*** Opening of Data listing ***

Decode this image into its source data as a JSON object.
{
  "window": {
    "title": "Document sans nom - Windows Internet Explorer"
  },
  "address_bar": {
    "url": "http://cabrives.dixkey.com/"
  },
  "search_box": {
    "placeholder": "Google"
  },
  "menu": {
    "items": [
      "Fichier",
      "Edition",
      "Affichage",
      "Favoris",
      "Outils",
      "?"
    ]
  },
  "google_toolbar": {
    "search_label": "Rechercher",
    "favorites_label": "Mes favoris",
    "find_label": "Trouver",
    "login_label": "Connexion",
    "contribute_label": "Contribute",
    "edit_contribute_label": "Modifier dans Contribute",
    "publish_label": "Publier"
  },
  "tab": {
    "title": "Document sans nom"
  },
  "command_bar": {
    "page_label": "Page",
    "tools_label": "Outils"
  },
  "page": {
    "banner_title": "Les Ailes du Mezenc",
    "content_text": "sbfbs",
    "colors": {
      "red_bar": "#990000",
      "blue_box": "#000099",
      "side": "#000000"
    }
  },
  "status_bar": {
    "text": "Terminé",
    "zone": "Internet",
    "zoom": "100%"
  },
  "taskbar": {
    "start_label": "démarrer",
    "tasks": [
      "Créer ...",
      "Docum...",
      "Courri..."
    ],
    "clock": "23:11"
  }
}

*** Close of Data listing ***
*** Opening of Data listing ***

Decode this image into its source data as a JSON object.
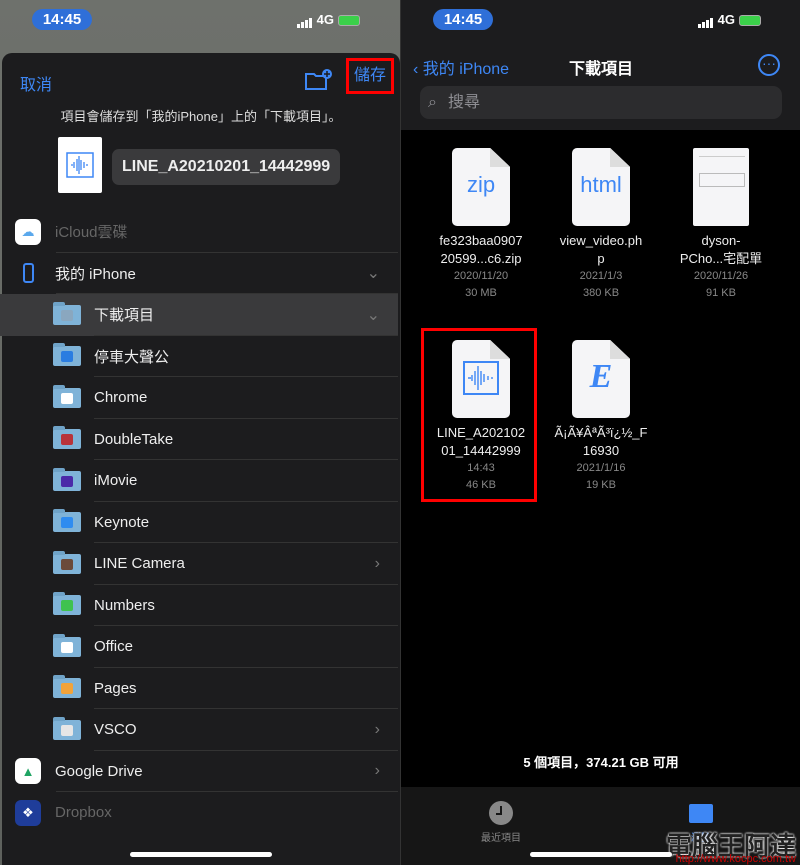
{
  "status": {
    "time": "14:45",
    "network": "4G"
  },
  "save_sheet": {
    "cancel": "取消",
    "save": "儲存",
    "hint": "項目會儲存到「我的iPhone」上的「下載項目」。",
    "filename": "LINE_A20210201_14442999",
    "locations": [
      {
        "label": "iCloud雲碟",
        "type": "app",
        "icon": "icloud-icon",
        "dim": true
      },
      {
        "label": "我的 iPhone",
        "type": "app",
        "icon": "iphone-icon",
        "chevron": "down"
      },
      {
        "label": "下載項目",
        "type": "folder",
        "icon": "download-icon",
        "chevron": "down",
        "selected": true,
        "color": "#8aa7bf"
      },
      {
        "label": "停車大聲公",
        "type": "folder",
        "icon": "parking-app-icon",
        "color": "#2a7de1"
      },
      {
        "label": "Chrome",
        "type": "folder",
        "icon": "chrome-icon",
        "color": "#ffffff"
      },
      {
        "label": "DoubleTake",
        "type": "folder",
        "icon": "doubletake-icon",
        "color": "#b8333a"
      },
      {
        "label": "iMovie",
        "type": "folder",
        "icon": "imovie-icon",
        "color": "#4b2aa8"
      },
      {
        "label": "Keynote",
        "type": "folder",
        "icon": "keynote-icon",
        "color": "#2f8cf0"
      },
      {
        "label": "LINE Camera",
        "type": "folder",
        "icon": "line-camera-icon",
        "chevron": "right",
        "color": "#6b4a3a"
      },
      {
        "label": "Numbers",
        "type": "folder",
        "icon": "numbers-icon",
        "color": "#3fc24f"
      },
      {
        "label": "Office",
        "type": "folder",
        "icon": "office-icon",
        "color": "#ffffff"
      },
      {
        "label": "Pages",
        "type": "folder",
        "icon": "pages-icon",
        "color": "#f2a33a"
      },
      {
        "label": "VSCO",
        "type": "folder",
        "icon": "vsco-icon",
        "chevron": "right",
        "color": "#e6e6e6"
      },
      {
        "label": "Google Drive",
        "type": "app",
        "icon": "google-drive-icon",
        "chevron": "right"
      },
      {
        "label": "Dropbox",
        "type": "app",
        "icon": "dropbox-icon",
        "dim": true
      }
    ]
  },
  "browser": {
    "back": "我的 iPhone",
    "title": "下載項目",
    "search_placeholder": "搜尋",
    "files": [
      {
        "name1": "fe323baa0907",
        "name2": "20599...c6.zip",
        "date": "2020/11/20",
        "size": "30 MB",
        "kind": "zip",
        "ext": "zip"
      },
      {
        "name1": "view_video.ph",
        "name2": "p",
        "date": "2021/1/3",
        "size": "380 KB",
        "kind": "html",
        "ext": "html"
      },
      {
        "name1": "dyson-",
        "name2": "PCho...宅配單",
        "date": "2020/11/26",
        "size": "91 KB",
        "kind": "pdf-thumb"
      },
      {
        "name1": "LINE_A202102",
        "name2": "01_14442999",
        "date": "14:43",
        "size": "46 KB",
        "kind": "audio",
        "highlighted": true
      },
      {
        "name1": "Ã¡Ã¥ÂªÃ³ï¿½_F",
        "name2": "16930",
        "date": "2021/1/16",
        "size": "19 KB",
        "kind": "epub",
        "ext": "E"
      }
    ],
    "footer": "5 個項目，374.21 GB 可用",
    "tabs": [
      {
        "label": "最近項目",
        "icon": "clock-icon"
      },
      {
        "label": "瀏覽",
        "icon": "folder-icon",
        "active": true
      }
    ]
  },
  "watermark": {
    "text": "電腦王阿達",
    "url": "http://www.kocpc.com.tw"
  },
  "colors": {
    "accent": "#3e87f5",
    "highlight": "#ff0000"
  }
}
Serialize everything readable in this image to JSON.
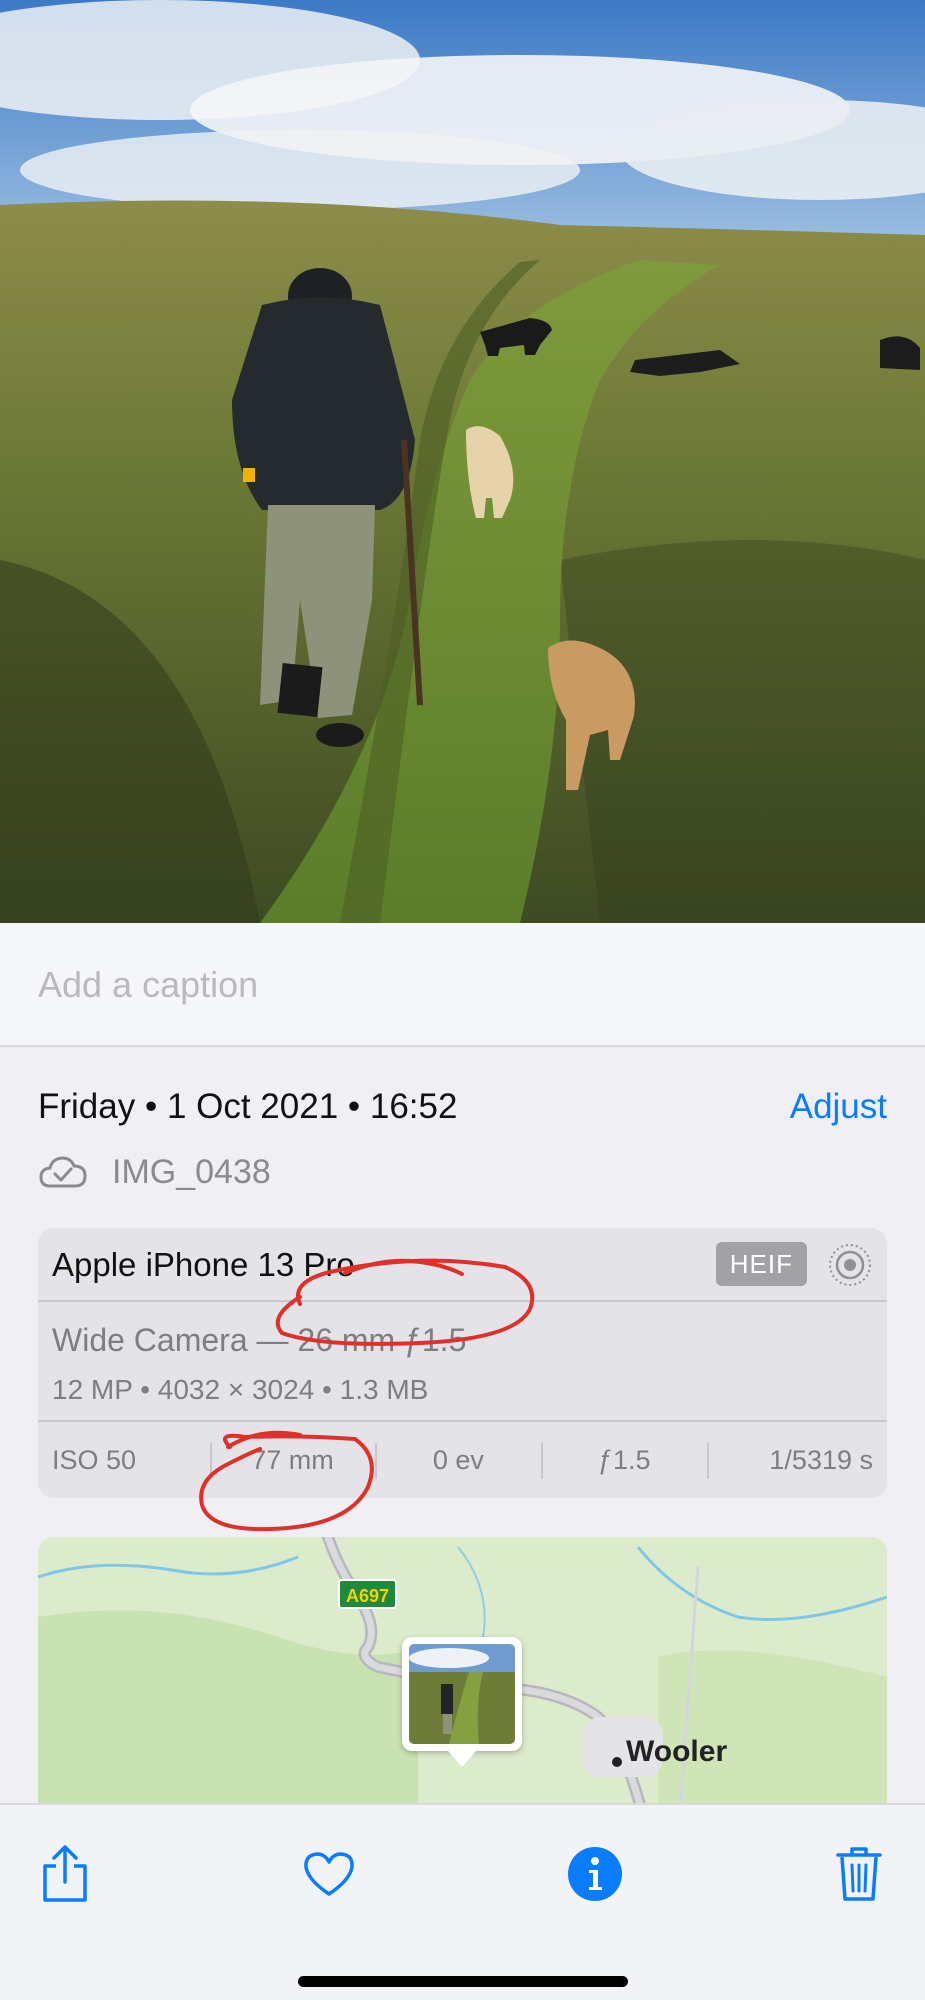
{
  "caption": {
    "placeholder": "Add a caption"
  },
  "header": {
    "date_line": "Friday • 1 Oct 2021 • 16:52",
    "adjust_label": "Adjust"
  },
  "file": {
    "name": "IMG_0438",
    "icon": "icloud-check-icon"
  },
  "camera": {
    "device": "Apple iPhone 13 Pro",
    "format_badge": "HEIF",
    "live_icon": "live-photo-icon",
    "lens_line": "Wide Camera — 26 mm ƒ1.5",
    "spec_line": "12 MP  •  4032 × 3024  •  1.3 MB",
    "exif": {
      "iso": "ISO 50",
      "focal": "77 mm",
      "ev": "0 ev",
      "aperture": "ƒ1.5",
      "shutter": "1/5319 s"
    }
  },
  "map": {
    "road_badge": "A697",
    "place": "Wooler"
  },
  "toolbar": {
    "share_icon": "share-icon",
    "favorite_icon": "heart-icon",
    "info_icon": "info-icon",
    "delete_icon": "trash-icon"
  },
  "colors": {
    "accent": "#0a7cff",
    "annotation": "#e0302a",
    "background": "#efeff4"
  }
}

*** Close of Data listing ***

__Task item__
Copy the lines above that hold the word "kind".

__Solution__
        "kind": "zip",
        "kind": "html",
        "kind": "pdf-thumb"
        "kind": "audio",
        "kind": "epub",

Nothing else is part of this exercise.